Percutaneous Nephrolithotomy (PCNL)

PCNL is a well-established procedure for removing kidney or upper ureter stones by making a small incision in the flank. During the procedure, a guide wire is passed through the incision into the kidney and a passage is created around it by dilatation. A nephroscope is then passed through the passage to visualize and remove the stones. The main advantage of this approach is that only a small incision is made, and the stones can be removed in the same sitting. The success rate of clearance of stones with this procedure ranges from 90 to 95%.
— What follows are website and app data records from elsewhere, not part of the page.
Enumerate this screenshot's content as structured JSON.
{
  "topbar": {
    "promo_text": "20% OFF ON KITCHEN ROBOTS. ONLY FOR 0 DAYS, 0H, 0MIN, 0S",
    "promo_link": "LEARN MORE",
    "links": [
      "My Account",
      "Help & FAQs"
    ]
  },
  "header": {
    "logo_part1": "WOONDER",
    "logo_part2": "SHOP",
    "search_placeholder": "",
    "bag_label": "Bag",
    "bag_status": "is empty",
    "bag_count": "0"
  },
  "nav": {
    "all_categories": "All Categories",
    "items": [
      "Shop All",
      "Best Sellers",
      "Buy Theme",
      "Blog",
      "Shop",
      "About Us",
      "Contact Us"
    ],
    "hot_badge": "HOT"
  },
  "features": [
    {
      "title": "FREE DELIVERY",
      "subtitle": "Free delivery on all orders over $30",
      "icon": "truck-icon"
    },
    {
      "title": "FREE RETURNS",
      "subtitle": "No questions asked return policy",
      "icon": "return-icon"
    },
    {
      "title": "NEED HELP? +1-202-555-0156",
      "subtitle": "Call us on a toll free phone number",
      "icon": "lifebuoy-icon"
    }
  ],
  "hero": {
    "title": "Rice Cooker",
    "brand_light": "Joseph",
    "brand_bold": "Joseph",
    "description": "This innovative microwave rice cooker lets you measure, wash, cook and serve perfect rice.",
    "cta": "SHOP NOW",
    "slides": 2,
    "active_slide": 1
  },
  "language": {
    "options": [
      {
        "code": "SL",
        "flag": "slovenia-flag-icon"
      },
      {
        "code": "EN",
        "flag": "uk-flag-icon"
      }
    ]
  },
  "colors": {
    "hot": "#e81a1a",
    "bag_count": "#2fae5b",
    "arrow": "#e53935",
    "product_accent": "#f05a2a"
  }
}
This surgery is recommended for patients with kidney stones larger than 2 cm, upper ureteric stones bigger than 1 cm, or stones found in the lower pole of the kidney that cannot be effectively treated with other modalities. The procedure is commonly performed under general anesthesia, and the patient usually stays in the hospital for 2 to 3 days post-surgery. The patient may have a drainage tube and a urethral catheter for a day or two and may experience urine leakage from the flank site for a day following the removal of the flank drainage tube.

Complications associated with this procedure include bleeding and infection, sometimes requiring a blood transfusion. Rare complications include persistent uncontrolled bleeding, which may require secondary procedures or even a nephrectomy, and pneumothorax or fluid accumulation in the thorax. The time for a patient to return to work would depend on the magnitude of the stone burden and the number of tracts made. The contraindications for this procedure are bleeding disorders and pregnancy. Dietary changes and medications may be recommended by the doctor, and a high-fiber diet with avoidance of high-calorie foods is generally recommended.